[Stored items]
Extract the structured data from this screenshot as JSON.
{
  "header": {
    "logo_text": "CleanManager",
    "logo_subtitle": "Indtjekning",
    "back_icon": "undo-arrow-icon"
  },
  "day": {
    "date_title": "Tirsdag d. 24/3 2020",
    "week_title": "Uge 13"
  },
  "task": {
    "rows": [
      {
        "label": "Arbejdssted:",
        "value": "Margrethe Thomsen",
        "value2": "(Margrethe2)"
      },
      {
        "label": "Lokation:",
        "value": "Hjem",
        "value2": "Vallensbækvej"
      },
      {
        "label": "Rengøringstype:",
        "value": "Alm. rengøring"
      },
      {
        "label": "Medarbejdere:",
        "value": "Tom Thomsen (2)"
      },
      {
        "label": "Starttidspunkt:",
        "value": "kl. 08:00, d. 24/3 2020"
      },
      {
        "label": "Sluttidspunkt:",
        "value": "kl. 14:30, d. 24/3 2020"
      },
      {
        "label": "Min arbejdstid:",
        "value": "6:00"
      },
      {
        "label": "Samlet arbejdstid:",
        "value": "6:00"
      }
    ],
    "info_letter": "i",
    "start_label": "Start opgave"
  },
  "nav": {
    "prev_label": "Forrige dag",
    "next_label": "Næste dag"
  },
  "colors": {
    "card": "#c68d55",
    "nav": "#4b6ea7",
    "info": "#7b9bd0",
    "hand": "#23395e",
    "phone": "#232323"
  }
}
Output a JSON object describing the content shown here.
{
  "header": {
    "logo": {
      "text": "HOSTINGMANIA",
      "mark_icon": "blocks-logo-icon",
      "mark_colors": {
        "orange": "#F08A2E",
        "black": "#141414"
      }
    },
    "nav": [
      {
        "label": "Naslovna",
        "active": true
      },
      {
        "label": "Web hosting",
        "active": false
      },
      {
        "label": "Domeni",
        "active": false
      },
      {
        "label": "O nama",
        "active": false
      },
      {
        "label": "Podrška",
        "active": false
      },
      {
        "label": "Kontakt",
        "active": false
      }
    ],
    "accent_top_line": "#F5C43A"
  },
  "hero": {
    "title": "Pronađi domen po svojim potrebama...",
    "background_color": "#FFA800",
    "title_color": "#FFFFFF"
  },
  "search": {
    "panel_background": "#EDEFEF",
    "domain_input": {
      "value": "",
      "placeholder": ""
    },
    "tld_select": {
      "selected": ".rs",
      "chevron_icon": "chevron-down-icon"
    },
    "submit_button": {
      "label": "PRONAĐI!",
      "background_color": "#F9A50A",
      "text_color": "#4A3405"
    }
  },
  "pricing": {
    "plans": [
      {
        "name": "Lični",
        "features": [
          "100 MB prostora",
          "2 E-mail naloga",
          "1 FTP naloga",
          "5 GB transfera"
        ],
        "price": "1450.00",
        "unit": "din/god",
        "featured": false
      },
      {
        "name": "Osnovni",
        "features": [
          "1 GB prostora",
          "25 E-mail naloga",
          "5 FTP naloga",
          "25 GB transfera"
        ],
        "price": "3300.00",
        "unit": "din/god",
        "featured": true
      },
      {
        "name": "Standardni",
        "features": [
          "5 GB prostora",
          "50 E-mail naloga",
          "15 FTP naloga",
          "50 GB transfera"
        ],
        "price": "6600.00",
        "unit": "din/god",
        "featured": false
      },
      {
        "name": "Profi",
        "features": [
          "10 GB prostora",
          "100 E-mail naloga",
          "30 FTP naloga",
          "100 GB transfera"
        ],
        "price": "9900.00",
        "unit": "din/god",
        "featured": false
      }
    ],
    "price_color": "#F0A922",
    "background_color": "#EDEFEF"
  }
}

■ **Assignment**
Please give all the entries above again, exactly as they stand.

■ **Solution for this task**
Extract the structured data from this screenshot as JSON.
{
  "header": {
    "logo_text": "CleanManager",
    "logo_subtitle": "Indtjekning",
    "back_icon": "undo-arrow-icon"
  },
  "day": {
    "date_title": "Tirsdag d. 24/3 2020",
    "week_title": "Uge 13"
  },
  "task": {
    "rows": [
      {
        "label": "Arbejdssted:",
        "value": "Margrethe Thomsen",
        "value2": "(Margrethe2)"
      },
      {
        "label": "Lokation:",
        "value": "Hjem",
        "value2": "Vallensbækvej"
      },
      {
        "label": "Rengøringstype:",
        "value": "Alm. rengøring"
      },
      {
        "label": "Medarbejdere:",
        "value": "Tom Thomsen (2)"
      },
      {
        "label": "Starttidspunkt:",
        "value": "kl. 08:00, d. 24/3 2020"
      },
      {
        "label": "Sluttidspunkt:",
        "value": "kl. 14:30, d. 24/3 2020"
      },
      {
        "label": "Min arbejdstid:",
        "value": "6:00"
      },
      {
        "label": "Samlet arbejdstid:",
        "value": "6:00"
      }
    ],
    "info_letter": "i",
    "start_label": "Start opgave"
  },
  "nav": {
    "prev_label": "Forrige dag",
    "next_label": "Næste dag"
  },
  "colors": {
    "card": "#c68d55",
    "nav": "#4b6ea7",
    "info": "#7b9bd0",
    "hand": "#23395e",
    "phone": "#232323"
  }
}
Output a JSON object describing the content shown here.
{
  "header": {
    "logo": {
      "text": "HOSTINGMANIA",
      "mark_icon": "blocks-logo-icon",
      "mark_colors": {
        "orange": "#F08A2E",
        "black": "#141414"
      }
    },
    "nav": [
      {
        "label": "Naslovna",
        "active": true
      },
      {
        "label": "Web hosting",
        "active": false
      },
      {
        "label": "Domeni",
        "active": false
      },
      {
        "label": "O nama",
        "active": false
      },
      {
        "label": "Podrška",
        "active": false
      },
      {
        "label": "Kontakt",
        "active": false
      }
    ],
    "accent_top_line": "#F5C43A"
  },
  "hero": {
    "title": "Pronađi domen po svojim potrebama...",
    "background_color": "#FFA800",
    "title_color": "#FFFFFF"
  },
  "search": {
    "panel_background": "#EDEFEF",
    "domain_input": {
      "value": "",
      "placeholder": ""
    },
    "tld_select": {
      "selected": ".rs",
      "chevron_icon": "chevron-down-icon"
    },
    "submit_button": {
      "label": "PRONAĐI!",
      "background_color": "#F9A50A",
      "text_color": "#4A3405"
    }
  },
  "pricing": {
    "plans": [
      {
        "name": "Lični",
        "features": [
          "100 MB prostora",
          "2 E-mail naloga",
          "1 FTP naloga",
          "5 GB transfera"
        ],
        "price": "1450.00",
        "unit": "din/god",
        "featured": false
      },
      {
        "name": "Osnovni",
        "features": [
          "1 GB prostora",
          "25 E-mail naloga",
          "5 FTP naloga",
          "25 GB transfera"
        ],
        "price": "3300.00",
        "unit": "din/god",
        "featured": true
      },
      {
        "name": "Standardni",
        "features": [
          "5 GB prostora",
          "50 E-mail naloga",
          "15 FTP naloga",
          "50 GB transfera"
        ],
        "price": "6600.00",
        "unit": "din/god",
        "featured": false
      },
      {
        "name": "Profi",
        "features": [
          "10 GB prostora",
          "100 E-mail naloga",
          "30 FTP naloga",
          "100 GB transfera"
        ],
        "price": "9900.00",
        "unit": "din/god",
        "featured": false
      }
    ],
    "price_color": "#F0A922",
    "background_color": "#EDEFEF"
  }
}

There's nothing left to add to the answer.